Network Time Protocol (NTP) is an application layer protocol used for clock synchronization between hosts on a TCP/IP network. The goal of NTP is to ensure that all computers on a network agree on the time, since even a small difference can create problems. For example, if there is more than 5 minutes difference on your host and the Active Directory domain controller, you will not be able to login into your AD domain.
NTP uses a hierarchical system of time sources. At the top of the structure are highly accurate time sources – typically atomic or GPS clocks. These clocks are known as stratum 0 servers. Stratum 1 servers are directly linked to stratum 0 servers and computers run NTP servers that deliver the time to stratum 2 servers, and so on (image source: Wikipedia):

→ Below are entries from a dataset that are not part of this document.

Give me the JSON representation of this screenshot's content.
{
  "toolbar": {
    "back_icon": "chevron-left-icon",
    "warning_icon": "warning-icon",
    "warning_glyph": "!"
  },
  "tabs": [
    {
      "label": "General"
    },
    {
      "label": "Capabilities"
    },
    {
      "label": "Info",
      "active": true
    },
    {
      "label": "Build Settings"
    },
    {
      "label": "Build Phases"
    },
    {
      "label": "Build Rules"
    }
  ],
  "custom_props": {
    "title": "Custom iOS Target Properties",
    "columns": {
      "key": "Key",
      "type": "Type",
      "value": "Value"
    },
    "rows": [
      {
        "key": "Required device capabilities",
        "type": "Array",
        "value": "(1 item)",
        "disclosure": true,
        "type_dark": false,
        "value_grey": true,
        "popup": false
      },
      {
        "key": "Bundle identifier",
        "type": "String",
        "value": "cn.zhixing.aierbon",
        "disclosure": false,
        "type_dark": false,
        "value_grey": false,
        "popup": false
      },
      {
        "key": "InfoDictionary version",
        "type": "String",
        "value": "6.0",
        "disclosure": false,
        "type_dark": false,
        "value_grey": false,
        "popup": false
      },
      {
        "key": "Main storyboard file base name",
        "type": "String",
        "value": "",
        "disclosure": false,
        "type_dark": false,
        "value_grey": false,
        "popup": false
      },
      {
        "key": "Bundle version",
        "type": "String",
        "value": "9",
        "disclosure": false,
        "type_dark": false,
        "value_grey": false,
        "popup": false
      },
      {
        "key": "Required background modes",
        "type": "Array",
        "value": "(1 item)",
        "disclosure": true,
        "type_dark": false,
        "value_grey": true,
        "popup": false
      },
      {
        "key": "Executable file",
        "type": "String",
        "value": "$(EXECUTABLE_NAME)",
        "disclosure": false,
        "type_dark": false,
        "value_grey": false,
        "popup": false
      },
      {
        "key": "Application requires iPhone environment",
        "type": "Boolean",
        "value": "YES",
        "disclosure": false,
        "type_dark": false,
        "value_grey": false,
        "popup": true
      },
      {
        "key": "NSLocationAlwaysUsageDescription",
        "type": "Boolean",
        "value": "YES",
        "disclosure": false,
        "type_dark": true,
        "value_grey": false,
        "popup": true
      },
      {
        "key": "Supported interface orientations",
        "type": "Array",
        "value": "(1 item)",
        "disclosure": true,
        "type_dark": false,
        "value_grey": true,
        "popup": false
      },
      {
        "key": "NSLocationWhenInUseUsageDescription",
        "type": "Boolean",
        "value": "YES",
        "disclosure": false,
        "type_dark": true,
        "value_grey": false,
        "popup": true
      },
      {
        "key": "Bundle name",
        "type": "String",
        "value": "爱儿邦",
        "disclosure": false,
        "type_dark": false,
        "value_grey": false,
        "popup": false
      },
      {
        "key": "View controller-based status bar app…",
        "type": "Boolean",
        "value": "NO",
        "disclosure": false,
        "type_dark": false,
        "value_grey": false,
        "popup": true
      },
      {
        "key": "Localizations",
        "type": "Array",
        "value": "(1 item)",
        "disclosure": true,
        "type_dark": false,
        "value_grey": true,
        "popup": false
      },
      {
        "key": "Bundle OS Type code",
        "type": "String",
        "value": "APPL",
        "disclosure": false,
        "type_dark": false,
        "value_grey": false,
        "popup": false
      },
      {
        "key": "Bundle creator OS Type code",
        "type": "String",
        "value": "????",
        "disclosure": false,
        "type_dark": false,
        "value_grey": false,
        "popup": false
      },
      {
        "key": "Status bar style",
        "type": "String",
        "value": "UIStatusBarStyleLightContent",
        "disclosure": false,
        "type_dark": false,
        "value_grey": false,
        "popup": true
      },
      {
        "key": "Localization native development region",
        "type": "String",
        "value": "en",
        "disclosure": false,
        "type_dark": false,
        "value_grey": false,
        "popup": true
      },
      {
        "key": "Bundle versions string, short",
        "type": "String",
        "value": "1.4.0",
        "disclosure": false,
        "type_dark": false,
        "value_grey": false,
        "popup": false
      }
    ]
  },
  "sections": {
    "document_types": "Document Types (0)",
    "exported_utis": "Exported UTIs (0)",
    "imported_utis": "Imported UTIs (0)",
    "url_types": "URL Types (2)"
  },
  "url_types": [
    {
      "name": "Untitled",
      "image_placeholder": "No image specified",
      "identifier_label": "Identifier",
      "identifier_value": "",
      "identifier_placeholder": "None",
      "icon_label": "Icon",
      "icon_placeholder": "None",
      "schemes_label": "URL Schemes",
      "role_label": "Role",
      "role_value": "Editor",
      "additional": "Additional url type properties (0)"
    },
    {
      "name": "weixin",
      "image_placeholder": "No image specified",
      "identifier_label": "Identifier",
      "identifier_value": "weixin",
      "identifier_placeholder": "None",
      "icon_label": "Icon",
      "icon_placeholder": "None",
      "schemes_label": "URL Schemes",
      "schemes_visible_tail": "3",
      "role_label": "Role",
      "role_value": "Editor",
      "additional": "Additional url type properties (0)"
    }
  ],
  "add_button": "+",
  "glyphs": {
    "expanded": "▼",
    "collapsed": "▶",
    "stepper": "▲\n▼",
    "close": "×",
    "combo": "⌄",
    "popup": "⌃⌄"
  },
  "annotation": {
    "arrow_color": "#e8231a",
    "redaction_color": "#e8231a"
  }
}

NTP uses a client-server architecture; one host is configured as the NTP server and all other hosts on the network are configured as NTP clients. Consider the following example:
Host A is configured to use a public NTP server uk.pool.ntp.org. Host A will periodically send an NTP request to the NTP server. The NTP server will provide the accurate data and time, so Host A can synchronize its clock.
NOTE – NTP uses a well-known UDP port 123. The current version is NTPv4, and it is backward compatible with NTPv3.